## PROBLEM STATEMENT
Set down all of the entries below word for word, with the pictures left out.

****************

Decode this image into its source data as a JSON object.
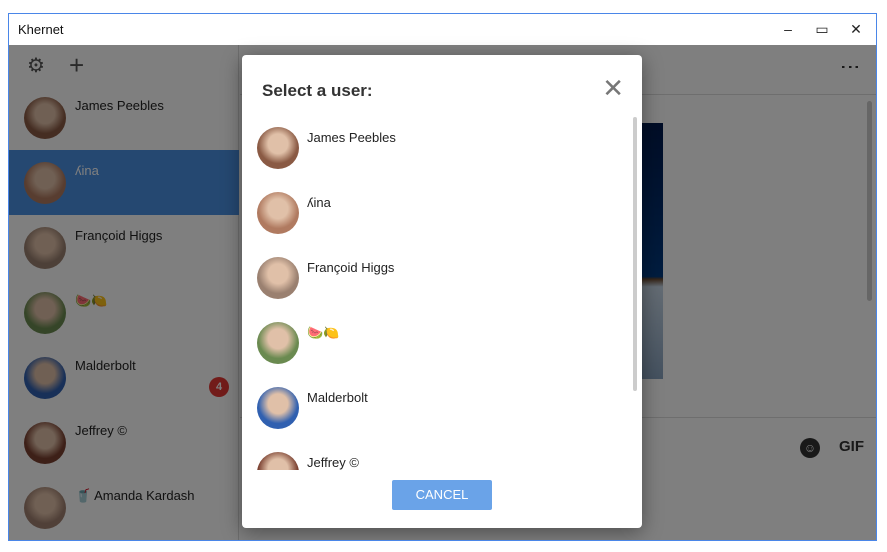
{
  "window": {
    "title": "Khernet",
    "minimize": "‒",
    "maximize": "▭",
    "close": "✕"
  },
  "sidebar": {
    "settings_icon": "⚙",
    "add_icon": "+",
    "badge": "4",
    "contacts": [
      {
        "name": "James Peebles",
        "color": "#8a5a44"
      },
      {
        "name": "ʎina",
        "color": "#b07a60",
        "selected": true
      },
      {
        "name": "Françoid Higgs",
        "color": "#9a8070"
      },
      {
        "name": "🍉🍋",
        "color": "#6a8a50"
      },
      {
        "name": "Malderbolt",
        "color": "#3060b0"
      },
      {
        "name": "Jeffrey ©",
        "color": "#7a4030"
      },
      {
        "name": "🥤 Amanda  Kardash",
        "color": "#a08070"
      }
    ]
  },
  "main": {
    "more_icon": "⋮",
    "emoji_icon": "☺",
    "gif_label": "GIF"
  },
  "dialog": {
    "title": "Select a user:",
    "close_icon": "✕",
    "cancel": "CANCEL",
    "users": [
      {
        "name": "James Peebles",
        "color": "#8a5a44"
      },
      {
        "name": "ʎina",
        "color": "#b07a60"
      },
      {
        "name": "Françoid Higgs",
        "color": "#9a8070"
      },
      {
        "name": "🍉🍋",
        "color": "#6a8a50"
      },
      {
        "name": "Malderbolt",
        "color": "#3060b0"
      },
      {
        "name": "Jeffrey ©",
        "color": "#7a4030"
      }
    ]
  }
}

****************

## TASK OUTPUT
Decode this image into its source data as a JSON object.
{
  "window": {
    "title": "Khernet",
    "minimize": "‒",
    "maximize": "▭",
    "close": "✕"
  },
  "sidebar": {
    "settings_icon": "⚙",
    "add_icon": "+",
    "badge": "4",
    "contacts": [
      {
        "name": "James Peebles",
        "color": "#8a5a44"
      },
      {
        "name": "ʎina",
        "color": "#b07a60",
        "selected": true
      },
      {
        "name": "Françoid Higgs",
        "color": "#9a8070"
      },
      {
        "name": "🍉🍋",
        "color": "#6a8a50"
      },
      {
        "name": "Malderbolt",
        "color": "#3060b0"
      },
      {
        "name": "Jeffrey ©",
        "color": "#7a4030"
      },
      {
        "name": "🥤 Amanda  Kardash",
        "color": "#a08070"
      }
    ]
  },
  "main": {
    "more_icon": "⋮",
    "emoji_icon": "☺",
    "gif_label": "GIF"
  },
  "dialog": {
    "title": "Select a user:",
    "close_icon": "✕",
    "cancel": "CANCEL",
    "users": [
      {
        "name": "James Peebles",
        "color": "#8a5a44"
      },
      {
        "name": "ʎina",
        "color": "#b07a60"
      },
      {
        "name": "Françoid Higgs",
        "color": "#9a8070"
      },
      {
        "name": "🍉🍋",
        "color": "#6a8a50"
      },
      {
        "name": "Malderbolt",
        "color": "#3060b0"
      },
      {
        "name": "Jeffrey ©",
        "color": "#7a4030"
      }
    ]
  }
}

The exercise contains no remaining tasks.